Items from an interface collection
=== Section Start ===

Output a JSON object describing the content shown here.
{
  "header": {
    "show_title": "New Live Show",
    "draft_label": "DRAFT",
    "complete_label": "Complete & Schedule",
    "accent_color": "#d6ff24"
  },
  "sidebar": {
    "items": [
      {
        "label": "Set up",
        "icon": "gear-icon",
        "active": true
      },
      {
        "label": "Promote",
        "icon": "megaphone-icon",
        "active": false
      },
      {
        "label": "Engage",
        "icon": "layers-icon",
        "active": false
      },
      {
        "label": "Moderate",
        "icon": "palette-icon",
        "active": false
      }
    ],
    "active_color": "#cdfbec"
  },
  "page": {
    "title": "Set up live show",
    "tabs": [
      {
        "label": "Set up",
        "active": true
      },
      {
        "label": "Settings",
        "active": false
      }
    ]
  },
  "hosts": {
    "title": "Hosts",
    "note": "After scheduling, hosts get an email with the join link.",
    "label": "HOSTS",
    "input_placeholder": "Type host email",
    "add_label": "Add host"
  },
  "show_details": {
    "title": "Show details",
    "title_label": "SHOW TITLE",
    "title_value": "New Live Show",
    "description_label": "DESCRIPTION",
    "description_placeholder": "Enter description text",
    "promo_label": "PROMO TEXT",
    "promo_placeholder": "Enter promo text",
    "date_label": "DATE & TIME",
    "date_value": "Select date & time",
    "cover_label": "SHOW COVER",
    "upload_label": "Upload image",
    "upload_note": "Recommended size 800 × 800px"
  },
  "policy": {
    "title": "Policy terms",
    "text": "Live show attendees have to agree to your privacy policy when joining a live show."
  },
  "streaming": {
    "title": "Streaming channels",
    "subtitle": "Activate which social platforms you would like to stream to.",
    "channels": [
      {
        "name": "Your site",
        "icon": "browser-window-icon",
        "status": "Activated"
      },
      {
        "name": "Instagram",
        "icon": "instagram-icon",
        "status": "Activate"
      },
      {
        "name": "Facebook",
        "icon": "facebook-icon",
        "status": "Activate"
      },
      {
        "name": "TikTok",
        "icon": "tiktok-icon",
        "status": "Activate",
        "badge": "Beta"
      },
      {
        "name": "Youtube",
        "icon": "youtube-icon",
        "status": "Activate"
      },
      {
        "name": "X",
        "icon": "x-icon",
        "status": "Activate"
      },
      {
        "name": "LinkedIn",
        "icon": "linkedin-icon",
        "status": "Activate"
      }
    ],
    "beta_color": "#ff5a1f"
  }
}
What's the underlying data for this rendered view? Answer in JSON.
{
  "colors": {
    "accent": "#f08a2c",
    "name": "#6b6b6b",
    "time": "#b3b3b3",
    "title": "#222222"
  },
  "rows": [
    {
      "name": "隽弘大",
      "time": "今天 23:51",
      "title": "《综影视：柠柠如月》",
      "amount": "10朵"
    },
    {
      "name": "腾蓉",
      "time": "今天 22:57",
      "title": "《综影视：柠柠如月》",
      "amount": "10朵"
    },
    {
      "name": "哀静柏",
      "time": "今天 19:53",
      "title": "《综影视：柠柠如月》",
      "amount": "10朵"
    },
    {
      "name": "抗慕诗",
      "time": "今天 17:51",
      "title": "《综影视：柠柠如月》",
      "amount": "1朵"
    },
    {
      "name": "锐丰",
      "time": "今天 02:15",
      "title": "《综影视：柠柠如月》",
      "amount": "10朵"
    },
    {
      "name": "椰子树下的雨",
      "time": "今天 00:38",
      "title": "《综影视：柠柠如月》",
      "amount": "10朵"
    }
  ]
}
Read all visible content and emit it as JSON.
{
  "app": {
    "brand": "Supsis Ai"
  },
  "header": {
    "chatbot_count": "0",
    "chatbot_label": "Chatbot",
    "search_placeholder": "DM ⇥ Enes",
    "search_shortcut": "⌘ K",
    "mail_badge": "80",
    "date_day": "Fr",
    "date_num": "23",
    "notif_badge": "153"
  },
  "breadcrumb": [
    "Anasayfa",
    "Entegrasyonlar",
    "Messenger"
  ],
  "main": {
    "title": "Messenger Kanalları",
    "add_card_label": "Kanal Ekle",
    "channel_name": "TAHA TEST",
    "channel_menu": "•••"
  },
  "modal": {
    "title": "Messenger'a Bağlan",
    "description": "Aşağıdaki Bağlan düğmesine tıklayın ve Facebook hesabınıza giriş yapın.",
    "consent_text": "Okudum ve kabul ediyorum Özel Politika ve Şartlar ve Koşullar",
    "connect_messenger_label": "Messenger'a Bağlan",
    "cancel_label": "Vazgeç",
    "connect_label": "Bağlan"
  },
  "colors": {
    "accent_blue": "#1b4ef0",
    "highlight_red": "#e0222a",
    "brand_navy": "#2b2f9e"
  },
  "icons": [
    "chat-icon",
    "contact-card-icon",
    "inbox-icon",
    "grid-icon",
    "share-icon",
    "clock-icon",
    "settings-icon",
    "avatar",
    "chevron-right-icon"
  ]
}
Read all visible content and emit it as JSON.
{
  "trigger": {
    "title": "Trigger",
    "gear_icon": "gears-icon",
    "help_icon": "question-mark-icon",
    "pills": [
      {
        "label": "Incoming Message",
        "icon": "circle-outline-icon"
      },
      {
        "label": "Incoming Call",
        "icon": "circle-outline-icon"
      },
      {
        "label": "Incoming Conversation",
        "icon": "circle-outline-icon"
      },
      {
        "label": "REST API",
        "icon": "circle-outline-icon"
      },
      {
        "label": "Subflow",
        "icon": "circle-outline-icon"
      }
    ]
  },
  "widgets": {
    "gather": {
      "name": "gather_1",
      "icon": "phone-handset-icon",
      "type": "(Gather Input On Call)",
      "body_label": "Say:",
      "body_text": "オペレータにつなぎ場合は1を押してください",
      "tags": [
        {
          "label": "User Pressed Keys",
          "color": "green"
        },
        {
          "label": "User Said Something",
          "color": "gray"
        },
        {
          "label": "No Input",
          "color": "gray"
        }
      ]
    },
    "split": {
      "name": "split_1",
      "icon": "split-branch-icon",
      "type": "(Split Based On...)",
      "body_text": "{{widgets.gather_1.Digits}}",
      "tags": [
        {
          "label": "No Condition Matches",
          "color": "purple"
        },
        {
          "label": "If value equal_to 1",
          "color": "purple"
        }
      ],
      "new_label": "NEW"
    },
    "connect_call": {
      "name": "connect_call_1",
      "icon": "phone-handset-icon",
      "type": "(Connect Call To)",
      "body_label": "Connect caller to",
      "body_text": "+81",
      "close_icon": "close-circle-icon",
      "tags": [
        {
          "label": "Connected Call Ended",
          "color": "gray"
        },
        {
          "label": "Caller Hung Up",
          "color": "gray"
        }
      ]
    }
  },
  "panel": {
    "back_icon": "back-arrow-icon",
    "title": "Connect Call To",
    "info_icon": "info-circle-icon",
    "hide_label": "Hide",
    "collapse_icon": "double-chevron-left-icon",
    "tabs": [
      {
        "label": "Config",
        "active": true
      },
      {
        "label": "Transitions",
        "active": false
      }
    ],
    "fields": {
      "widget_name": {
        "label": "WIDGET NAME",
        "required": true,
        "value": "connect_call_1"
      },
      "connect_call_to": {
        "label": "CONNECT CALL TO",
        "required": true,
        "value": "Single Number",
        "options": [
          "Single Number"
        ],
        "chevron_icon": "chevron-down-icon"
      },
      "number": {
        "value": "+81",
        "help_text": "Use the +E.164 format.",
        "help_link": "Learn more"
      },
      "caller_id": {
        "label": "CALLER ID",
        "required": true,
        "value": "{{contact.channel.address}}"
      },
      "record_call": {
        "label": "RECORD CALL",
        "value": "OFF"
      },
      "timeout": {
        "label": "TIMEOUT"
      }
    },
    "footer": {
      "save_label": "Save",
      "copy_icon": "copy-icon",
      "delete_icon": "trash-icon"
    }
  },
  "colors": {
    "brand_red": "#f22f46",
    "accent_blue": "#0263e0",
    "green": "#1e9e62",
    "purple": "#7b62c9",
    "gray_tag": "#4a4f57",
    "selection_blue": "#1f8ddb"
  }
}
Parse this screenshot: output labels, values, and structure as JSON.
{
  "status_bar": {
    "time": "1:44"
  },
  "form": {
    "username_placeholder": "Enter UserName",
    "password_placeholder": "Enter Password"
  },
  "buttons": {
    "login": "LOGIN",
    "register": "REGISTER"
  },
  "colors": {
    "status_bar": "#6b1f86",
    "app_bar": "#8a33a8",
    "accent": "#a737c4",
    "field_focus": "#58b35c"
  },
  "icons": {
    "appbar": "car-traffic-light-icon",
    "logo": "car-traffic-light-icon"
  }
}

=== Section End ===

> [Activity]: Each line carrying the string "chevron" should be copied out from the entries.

> [Your solution]:
    "chevron-right-icon"
    "collapse_icon": "double-chevron-left-icon",
        "chevron_icon": "chevron-down-icon"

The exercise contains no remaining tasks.